• _PROBLEM STATEMENT_:
In the material below, which lines hold the word "专精特新"? Pick each one out.
▶
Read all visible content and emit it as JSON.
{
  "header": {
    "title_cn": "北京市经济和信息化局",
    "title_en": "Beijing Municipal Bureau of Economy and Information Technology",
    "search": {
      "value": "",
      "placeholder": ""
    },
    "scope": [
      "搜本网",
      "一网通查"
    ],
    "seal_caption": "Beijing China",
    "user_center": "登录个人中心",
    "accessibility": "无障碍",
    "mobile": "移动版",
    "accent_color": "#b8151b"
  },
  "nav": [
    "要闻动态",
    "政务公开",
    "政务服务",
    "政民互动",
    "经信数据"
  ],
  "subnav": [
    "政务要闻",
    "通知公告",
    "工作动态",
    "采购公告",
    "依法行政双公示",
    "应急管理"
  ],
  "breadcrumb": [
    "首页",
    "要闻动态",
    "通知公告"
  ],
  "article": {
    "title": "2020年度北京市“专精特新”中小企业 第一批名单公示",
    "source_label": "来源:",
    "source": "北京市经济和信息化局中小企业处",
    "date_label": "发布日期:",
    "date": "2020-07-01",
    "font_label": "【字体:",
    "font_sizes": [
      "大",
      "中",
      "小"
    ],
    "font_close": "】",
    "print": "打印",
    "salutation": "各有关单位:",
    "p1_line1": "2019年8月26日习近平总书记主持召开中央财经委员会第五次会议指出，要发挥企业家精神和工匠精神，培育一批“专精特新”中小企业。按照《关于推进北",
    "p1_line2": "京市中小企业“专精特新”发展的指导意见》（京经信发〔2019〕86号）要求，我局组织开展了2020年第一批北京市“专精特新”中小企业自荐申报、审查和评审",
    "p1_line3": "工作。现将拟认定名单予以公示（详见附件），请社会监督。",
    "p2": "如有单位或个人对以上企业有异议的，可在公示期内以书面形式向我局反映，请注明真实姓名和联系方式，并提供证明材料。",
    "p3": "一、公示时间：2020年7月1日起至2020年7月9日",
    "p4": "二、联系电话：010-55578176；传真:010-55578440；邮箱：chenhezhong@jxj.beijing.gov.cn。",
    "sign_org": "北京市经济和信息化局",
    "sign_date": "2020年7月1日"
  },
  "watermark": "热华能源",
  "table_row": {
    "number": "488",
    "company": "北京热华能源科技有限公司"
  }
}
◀
• _RESPONSE_:
    "title": "2020年度北京市“专精特新”中小企业 第一批名单公示",
    "p1_line1": "2019年8月26日习近平总书记主持召开中央财经委员会第五次会议指出，要发挥企业家精神和工匠精神，培育一批“专精特新”中小企业。按照《关于推进北",
    "p1_line2": "京市中小企业“专精特新”发展的指导意见》（京经信发〔2019〕86号）要求，我局组织开展了2020年第一批北京市“专精特新”中小企业自荐申报、审查和评审",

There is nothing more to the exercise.